Anna Deavere Smith is “a national treasure,” said Professor Martha Umphrey as she introduced the actor and playwright in Buckley Recital Hall on April 13. Umphrey is director of the College’s Center for Humanistic Inquiry, which had invited Smith to campus to present a program titled Snapshots: Portraits of a World in Transition.

Smith, an actor and playwright, has spent years listening to people across the country from all walks of life, using Walt Whitman’s idea “to absorb America” as an inspiration for Snapshots. In Buckley, she transformed herself into some of these people, delivering monologues in their voices.

Anna Deavere Smith performing at Amherst College
Anna Deavere Smith performing in Buckley Recital Hall.

Speaking as Michael Tubbs, a mayoral candidate in Stockton, Calif., she described a visit to a first-grade class where he read a book about Martin Luther King Jr. and tried to move quickly through the page about King’s assassination. “One little boy raises his hand. ‘Mr. Tubbs, my uncle got shot.’” More kids raise their hands. Soon he learns that every student in the classroom knows someone who has been shot. “It’s prison or death,” Smith says as Tubbs, “no other options.”

Smith interviewed Tubbs as part of her effort to understand the “school-to-prison pipeline,” a term that refers to policies and practices that push at-risk kids out of classrooms and into the criminal justice system. These are “the kids who we throw away,” Smith said.

Among other portrayals, Smith took on the character of U.S. Rep. John Lewis. Speaking as the civil rights leader, she told of a meeting with a former Klansman who had come to seek his forgiveness: “'Mr. Lewis, I’m one of the people who beat you on May 9, 1961. I want to apologize. Will you forgive me?' I said, ‘I forgive you. I accept your apology.’ He hugged me; his son hugged me.” The lesson, said Smith as Lewis, is to “hold on, never give up, never give in.”

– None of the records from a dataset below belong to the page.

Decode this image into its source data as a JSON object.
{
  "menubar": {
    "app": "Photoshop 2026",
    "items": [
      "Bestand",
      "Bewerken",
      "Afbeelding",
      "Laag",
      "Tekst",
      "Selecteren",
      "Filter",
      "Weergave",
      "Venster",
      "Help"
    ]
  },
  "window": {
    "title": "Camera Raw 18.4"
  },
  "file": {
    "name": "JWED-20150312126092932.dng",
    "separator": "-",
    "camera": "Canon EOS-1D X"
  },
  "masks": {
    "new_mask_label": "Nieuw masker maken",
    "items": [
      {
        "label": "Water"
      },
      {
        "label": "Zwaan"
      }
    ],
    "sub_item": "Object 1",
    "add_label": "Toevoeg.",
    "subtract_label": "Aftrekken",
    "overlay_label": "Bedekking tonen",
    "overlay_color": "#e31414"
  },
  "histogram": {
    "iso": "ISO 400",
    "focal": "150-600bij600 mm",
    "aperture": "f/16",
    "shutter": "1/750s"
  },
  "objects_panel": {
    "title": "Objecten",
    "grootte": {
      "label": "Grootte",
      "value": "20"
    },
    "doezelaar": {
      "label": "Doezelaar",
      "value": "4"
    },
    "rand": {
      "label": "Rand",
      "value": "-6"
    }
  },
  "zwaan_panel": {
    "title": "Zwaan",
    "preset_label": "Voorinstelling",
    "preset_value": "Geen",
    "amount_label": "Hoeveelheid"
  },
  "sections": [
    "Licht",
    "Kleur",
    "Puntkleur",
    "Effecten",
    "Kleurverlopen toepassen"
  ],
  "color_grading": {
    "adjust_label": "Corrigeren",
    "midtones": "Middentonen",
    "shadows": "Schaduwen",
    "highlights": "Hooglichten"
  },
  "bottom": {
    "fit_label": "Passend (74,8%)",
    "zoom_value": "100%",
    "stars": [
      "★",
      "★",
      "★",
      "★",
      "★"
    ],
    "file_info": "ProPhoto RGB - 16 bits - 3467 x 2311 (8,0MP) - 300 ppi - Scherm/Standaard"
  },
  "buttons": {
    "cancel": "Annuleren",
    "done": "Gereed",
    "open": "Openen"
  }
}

During a Q&A with the audience in Buckley, Smith said she doesn’t give people voice; they already have it. “I don’t believe that I can know what anybody is thinking,” she said. “All I can do is try to sing the song they’re singing.”